(Input data)

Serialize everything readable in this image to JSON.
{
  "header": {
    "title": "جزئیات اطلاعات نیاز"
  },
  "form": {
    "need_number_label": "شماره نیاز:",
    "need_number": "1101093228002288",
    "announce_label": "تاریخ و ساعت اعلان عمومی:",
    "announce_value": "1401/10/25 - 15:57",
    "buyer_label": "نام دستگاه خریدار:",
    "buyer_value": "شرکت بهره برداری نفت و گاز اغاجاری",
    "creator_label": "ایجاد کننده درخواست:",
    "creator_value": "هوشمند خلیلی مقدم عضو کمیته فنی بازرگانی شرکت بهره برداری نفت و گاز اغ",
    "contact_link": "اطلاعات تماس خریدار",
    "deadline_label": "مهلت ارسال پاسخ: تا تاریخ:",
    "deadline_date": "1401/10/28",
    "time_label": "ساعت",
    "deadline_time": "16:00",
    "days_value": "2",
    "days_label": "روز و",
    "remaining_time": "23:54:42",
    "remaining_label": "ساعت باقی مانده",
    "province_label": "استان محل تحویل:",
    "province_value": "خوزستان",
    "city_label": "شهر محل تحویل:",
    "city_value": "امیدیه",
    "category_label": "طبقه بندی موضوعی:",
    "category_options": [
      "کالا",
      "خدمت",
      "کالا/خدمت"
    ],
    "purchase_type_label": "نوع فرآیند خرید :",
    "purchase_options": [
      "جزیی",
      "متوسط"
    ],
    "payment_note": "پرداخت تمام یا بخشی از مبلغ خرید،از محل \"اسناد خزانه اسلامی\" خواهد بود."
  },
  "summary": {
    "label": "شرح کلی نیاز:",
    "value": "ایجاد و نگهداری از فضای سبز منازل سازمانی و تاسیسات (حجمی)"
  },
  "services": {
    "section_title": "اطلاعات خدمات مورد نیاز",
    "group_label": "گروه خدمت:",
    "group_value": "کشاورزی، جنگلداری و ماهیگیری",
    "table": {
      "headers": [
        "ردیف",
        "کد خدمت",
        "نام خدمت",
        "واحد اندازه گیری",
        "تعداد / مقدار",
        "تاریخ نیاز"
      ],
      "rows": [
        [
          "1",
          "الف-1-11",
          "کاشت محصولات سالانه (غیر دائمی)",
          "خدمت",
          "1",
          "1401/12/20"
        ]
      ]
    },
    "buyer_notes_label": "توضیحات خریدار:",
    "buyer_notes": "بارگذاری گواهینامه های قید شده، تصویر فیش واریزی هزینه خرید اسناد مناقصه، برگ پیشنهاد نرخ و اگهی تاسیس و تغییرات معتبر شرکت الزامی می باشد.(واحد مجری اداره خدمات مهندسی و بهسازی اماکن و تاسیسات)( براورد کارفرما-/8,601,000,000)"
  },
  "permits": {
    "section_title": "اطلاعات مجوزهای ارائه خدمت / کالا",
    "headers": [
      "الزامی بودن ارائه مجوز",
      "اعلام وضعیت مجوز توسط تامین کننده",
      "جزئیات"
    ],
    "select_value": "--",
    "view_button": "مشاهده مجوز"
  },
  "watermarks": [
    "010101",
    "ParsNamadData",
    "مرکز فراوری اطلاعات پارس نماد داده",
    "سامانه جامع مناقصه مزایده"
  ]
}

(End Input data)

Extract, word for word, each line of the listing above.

Serialize everything readable in this image to JSON.
{
  "header": {
    "title": "جزئیات اطلاعات نیاز"
  },
  "form": {
    "need_number_label": "شماره نیاز:",
    "need_number": "1101093228002288",
    "announce_label": "تاریخ و ساعت اعلان عمومی:",
    "announce_value": "1401/10/25 - 15:57",
    "buyer_label": "نام دستگاه خریدار:",
    "buyer_value": "شرکت بهره برداری نفت و گاز اغاجاری",
    "creator_label": "ایجاد کننده درخواست:",
    "creator_value": "هوشمند خلیلی مقدم عضو کمیته فنی بازرگانی شرکت بهره برداری نفت و گاز اغ",
    "contact_link": "اطلاعات تماس خریدار",
    "deadline_label": "مهلت ارسال پاسخ: تا تاریخ:",
    "deadline_date": "1401/10/28",
    "time_label": "ساعت",
    "deadline_time": "16:00",
    "days_value": "2",
    "days_label": "روز و",
    "remaining_time": "23:54:42",
    "remaining_label": "ساعت باقی مانده",
    "province_label": "استان محل تحویل:",
    "province_value": "خوزستان",
    "city_label": "شهر محل تحویل:",
    "city_value": "امیدیه",
    "category_label": "طبقه بندی موضوعی:",
    "category_options": [
      "کالا",
      "خدمت",
      "کالا/خدمت"
    ],
    "purchase_type_label": "نوع فرآیند خرید :",
    "purchase_options": [
      "جزیی",
      "متوسط"
    ],
    "payment_note": "پرداخت تمام یا بخشی از مبلغ خرید،از محل \"اسناد خزانه اسلامی\" خواهد بود."
  },
  "summary": {
    "label": "شرح کلی نیاز:",
    "value": "ایجاد و نگهداری از فضای سبز منازل سازمانی و تاسیسات (حجمی)"
  },
  "services": {
    "section_title": "اطلاعات خدمات مورد نیاز",
    "group_label": "گروه خدمت:",
    "group_value": "کشاورزی، جنگلداری و ماهیگیری",
    "table": {
      "headers": [
        "ردیف",
        "کد خدمت",
        "نام خدمت",
        "واحد اندازه گیری",
        "تعداد / مقدار",
        "تاریخ نیاز"
      ],
      "rows": [
        [
          "1",
          "الف-1-11",
          "کاشت محصولات سالانه (غیر دائمی)",
          "خدمت",
          "1",
          "1401/12/20"
        ]
      ]
    },
    "buyer_notes_label": "توضیحات خریدار:",
    "buyer_notes": "بارگذاری گواهینامه های قید شده، تصویر فیش واریزی هزینه خرید اسناد مناقصه، برگ پیشنهاد نرخ و اگهی تاسیس و تغییرات معتبر شرکت الزامی می باشد.(واحد مجری اداره خدمات مهندسی و بهسازی اماکن و تاسیسات)( براورد کارفرما-/8,601,000,000)"
  },
  "permits": {
    "section_title": "اطلاعات مجوزهای ارائه خدمت / کالا",
    "headers": [
      "الزامی بودن ارائه مجوز",
      "اعلام وضعیت مجوز توسط تامین کننده",
      "جزئیات"
    ],
    "select_value": "--",
    "view_button": "مشاهده مجوز"
  },
  "watermarks": [
    "010101",
    "ParsNamadData",
    "مرکز فراوری اطلاعات پارس نماد داده",
    "سامانه جامع مناقصه مزایده"
  ]
}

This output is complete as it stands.